As an adult, we may be working at our desk and become interrupted by a phone call or a meeting. We often multi-task throughout the course of our day. We listen to music while doing chores, we chat with passengers while driving. We navigate small interruptions as we attempt to accomplish any given task. Children must learn to regulate their attention and prioritize their to-do lists.
However, some research argues that task-switching is relatively harmless as long as both tasks are done with relative ease. As soon as one task becomes effortful, our learning may suffer. Researchers have coined the term, “switch cost.” When our brains bounce back and forth between various activities, it may result in increased errors and longer reaction times (the time it takes our brain to refocus on the learning task at hand).
In terms of learning, multi-tasking can be somewhat disruptive, for we are digesting information in snippets, instead of in depth. Studies show that this style of learning actually lowers the retention of new information and leads to a lower level of engagement in any given activity. For example, reading comprehension is proven to be lower when we read with the TV on in the background. Though we may not be watching the show, our brains still recognize and want to decifer the noise.
However, when we take time to learn something slowly and deliberately, with complete focus, the information will be processed and understood to a greater degree.
So, what does this mean for me and my family? For one, I needed to set a better example by choosing to slow down and have a more manageable to-do list each day. This was a game changer for me. Not only am I modelling good behaviour for my family by focusing on only one or two things at a time, the pressure to check multiple tasks off my list has been alleviated. My stress level is lower and I am more present for my kids.
I also chose to share some of my concerns with my family and filled them in on the research. Together, we decided to implement some phone-free times, starting with after school homework. In having an open and honest discussion and allowing my children to understand why I held certain beliefs, I was pleasantly surprised by their level of buy in. Because they understood the logic of my concerns, they not only agreed, but even furthered the conversation.
As a family, we also agreed to put our phones away during family time, when the primary focus should be on connecting and enjoying each other. While we watch our favourite TV show, phones are in the kitchen. When we are in the car, phones are put away so that we can focus on conversation and scenery. These small changes serve to remind us what our priorities are.

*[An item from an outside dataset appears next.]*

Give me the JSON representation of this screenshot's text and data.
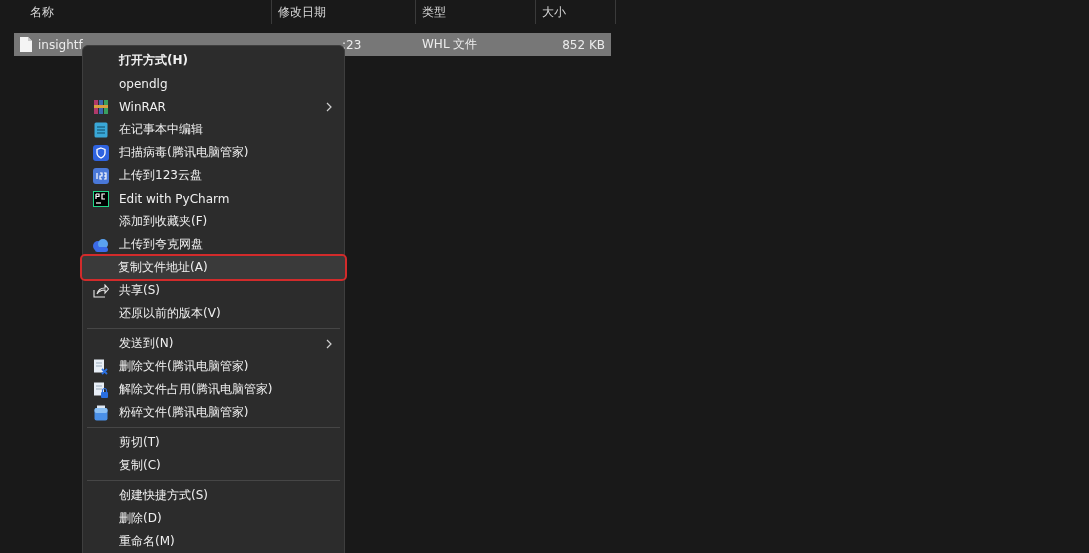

Multi-tasking is not entirely detrimental. In today’s hectic world, it is a necessary and useful skill. However, we need to be mindful not to let it become all-consuming and remember that there are times when we must allow our brains to focus. Learning and meaningful relationships should be the priority and deserve our full attention.